Tommy Wiseau‘s The Room is regularly considered one of the worst movies ever made, and its strange appeal is enhanced by the fact that it is equally as mysterious. In interviews Wiseau, who wrote, directed and starred in the epic train wreck, frequently talks around questions about the film’s financing and production. More recently there was some question if he even directed the film at all. It’s no surprise, then, that the resulting film has become a cult phenomenon, spawning bawdy, participatory screenings from coast to coast.
One of the men who was at ground zero for the disaster was Greg Sestero. Sestero played Mark, the main character Johnny’s best friend who – spoiler alert – sleeps with Johnny’s girlfriend, settling off the over the top and hilarious chain of events that makes up the film’s plot. Sestero recently signed a deal with Simon and Schuster to tell his side of the story and his book, Locked Inside ‘The Room’ will be published in early 2013. Read more after the jump.
News of the book first broke in Publishers Weekly and Entertainment Weekly. Here’s how the press release describes the book:
Locked Inside The Room will be the ultimate behind-the-scenes look at the making of “The Room,” the cult film sensation hailed by Entertainment Weekly as “the Citizen Kane of bad movies.” Illustrated with never-before-seen photos, the book will describe the movie’s tumultuous production, reveal the film’s myriad of mysteries, and provide a rare and intimate glimpse into the life of the film’s enigmatic and egomaniacal creator, Tommy Wiseau. The authors are Greg Sestero, Wiseau’s Room co-star who has known him for years, and Tom Bissell, acclaimed author whose Harper’s Magazine piece on the phenomenon of The Room was published in 2010.
And here’s Sestero’s quote about it:
I’m looking forward to sharing the journey that led to The Room. Beyond the resulting, unplanned hilarity is a tale of heart, sadness and ultimate artistic heroism. It is a story just as surreal, baffling and entertaining as the film itself. As incomprehensible and bizarrely captivating as The Room is, its hilarious and brutal journey to fruition is even more fraught and revealing than expected. This book will provide the only intimate look into the film’s eccentric and enigmatic creator, Tommy Wiseau, while exploring that which has made an otherwise otherwordly film, strangely, yet charmingly, universal.

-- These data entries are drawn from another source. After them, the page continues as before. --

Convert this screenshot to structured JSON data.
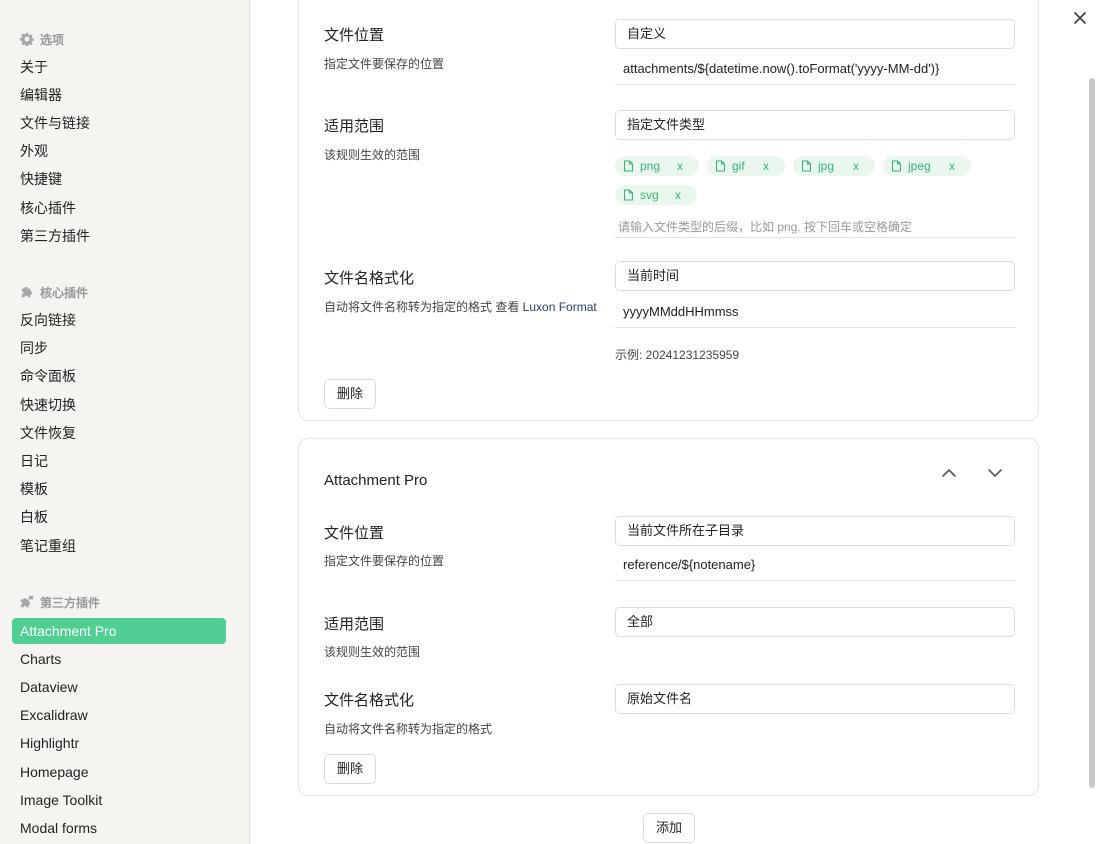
{
  "sidebar": {
    "options_header": "选项",
    "options_items": [
      "关于",
      "编辑器",
      "文件与链接",
      "外观",
      "快捷键",
      "核心插件",
      "第三方插件"
    ],
    "core_header": "核心插件",
    "core_items": [
      "反向链接",
      "同步",
      "命令面板",
      "快速切换",
      "文件恢复",
      "日记",
      "模板",
      "白板",
      "笔记重组"
    ],
    "third_header": "第三方插件",
    "third_items": [
      "Attachment Pro",
      "Charts",
      "Dataview",
      "Excalidraw",
      "Highlightr",
      "Homepage",
      "Image Toolkit",
      "Modal forms"
    ],
    "active_item": "Attachment Pro"
  },
  "card1": {
    "location": {
      "title": "文件位置",
      "desc": "指定文件要保存的位置",
      "select_value": "自定义",
      "path_value": "attachments/${datetime.now().toFormat('yyyy-MM-dd')}"
    },
    "scope": {
      "title": "适用范围",
      "desc": "该规则生效的范围",
      "select_value": "指定文件类型",
      "tags": [
        "png",
        "gif",
        "jpg",
        "jpeg",
        "svg"
      ],
      "tag_remove": "x",
      "input_placeholder": "请输入文件类型的后缀，比如 png. 按下回车或空格确定"
    },
    "naming": {
      "title": "文件名格式化",
      "desc_prefix": "自动将文件名称转为指定的格式 查看 ",
      "desc_link": "Luxon Format",
      "select_value": "当前时间",
      "format_value": "yyyyMMddHHmmss",
      "example": "示例: 20241231235959"
    },
    "delete_label": "删除"
  },
  "card2": {
    "name": "Attachment Pro",
    "location": {
      "title": "文件位置",
      "desc": "指定文件要保存的位置",
      "select_value": "当前文件所在子目录",
      "path_value": "reference/${notename}"
    },
    "scope": {
      "title": "适用范围",
      "desc": "该规则生效的范围",
      "select_value": "全部"
    },
    "naming": {
      "title": "文件名格式化",
      "desc": "自动将文件名称转为指定的格式",
      "select_value": "原始文件名"
    },
    "delete_label": "删除"
  },
  "add_label": "添加",
  "colors": {
    "accent": "#4fcf94",
    "tag_bg": "#e9f7ef",
    "tag_text": "#39b572",
    "sidebar_bg": "#f6f4f0"
  }
}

Watch The Room once and it’s fascinating. But what makes it unique is that, which each subsequent viewing, it just becomes more and more unbelievable that this film actually exists. I’m definitely curious to read a first hand account of how the whole thing went down, what about you?